Ah, commitment. As an emerging creative we are constantly told apply here, try this, create that – and people more successful than us tell us say yes to everything to ensure interesting
To some extent this is what one must do starting out to gain experience. I believe in this, it is extremely important. When I started out in theatre and writing disciplines I knew one person in that field, so networking and collaborating was key to making art.
But sooner or later, focus, a narrowing of objectives or whatever you wish to call it, is needed to achieve ambitions and grand schemes. Especially if you have considerable writing miles under your belt and you want to step up to another level.
But what about the ‘what if this project is the one…?’
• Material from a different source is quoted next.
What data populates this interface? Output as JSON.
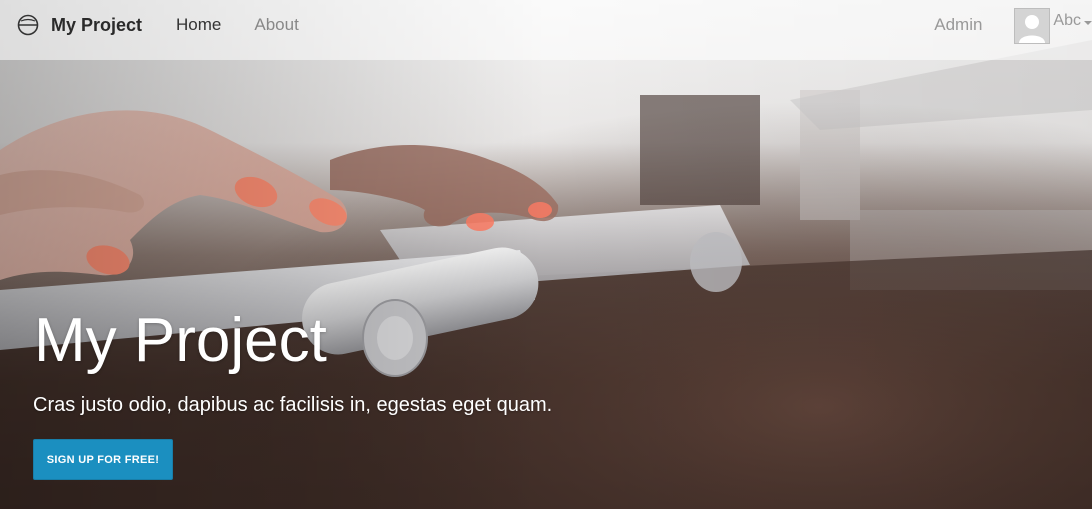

Note to Self, a technology podcast, recently hosted Anil Dash, the coiner of the term JOMO – the Joy of Missing Out. He’s blogged that there should be a positive response to information overload, and that there is a way to handle the feeling that you are missing something.
JOMO encourages the pleasure in keeping something back for oneself from being online. It’s about understanding that in any exciting city many things are going on all of the time and that if you’re not at any of them tonight, that is fine. It’s completely OK that you are at this very
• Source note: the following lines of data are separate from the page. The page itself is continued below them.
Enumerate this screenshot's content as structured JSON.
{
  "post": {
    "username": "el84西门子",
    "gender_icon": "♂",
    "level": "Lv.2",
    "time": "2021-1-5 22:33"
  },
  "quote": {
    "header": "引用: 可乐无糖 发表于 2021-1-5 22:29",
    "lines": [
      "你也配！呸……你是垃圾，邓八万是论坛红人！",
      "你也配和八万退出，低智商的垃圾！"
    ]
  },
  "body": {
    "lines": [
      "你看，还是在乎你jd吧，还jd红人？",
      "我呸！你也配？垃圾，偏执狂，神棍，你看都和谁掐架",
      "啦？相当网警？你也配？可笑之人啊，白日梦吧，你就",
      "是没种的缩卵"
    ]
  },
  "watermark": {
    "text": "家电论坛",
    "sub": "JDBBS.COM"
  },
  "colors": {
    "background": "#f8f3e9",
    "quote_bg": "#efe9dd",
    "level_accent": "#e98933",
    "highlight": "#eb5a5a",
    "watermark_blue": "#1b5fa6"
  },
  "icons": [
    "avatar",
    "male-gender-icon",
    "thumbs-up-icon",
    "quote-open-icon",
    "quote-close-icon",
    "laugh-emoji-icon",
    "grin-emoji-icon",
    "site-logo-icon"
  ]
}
second not doing something that is instagrammable, twitter-ready or Facebook worthy. With all the media we consume it’s no wonder we can develop infomania.
As my main writing focus now is screenwriting, Facebook groups are invaluable for picking up jobs and knowing my industry. I like meeting new people and coming up with new ideas, joining new projects and attending networking events.
And social media are useful tools to discover what’s going on in the arts world. With friends and contacts abroad these tools are important for people to know others’ lives in some, if somewhat filtered, detail. As an artist you need to curate your ‘brand’ whether you like it or not. It is your responsibility to maintain an interesting profile so that when you apply for something your profile shows you’re passionate about craft as well as random cat videos. But all of this takes time out of your schedule. And crucially the time factor – the secret ingredient needed to bring most ideas to fruition is in short supply.
It was 2015 and I wanted to pursue some key projects. It was time to refine.
What if I took a step back?
I narrowed my own creative focus and what projects I really wanted ‘done’ by the end of a twelve month period. It helped that I could set deadlines, weekly writing targets and keep a writing diary. I found a project partner who was actively pursuing what I was – a completed feature film script in five and half months. I parked other projects that just weren’t ready yet and kept focussed on core work. I applied JOMO to the mentality of jumping at every arts bursary, or networking event and re-channelled that energy to propel my artistic practice forward.
This screenplay has since been set for a table read this summer. Using JOMO to redefine your artistic process effectively can do exactly what it suggests – free you up to experience joy of discovering what is most meaningful – and empowering the choices you have made when you have set aside specific time to pursue ideas. Fast forward twelve months the writing muscles are pumped and the hours are documented as time well spent.
As an emerging screenwriter my work is now in a position to pitch or collaborate – rather than still in the redraft stages that drag on and on. Using JOMO to help picks recreational activities is also a good idea. It’s not just for my career.
What would I rather be doing today? The answer mostly is my projects, I have only got two on at the moment, no three, I promise just three, for now anyway.
Have you redefined how you approach your creativity? What challenges do you face in kick-starting which direction to take and manage the choices along the way?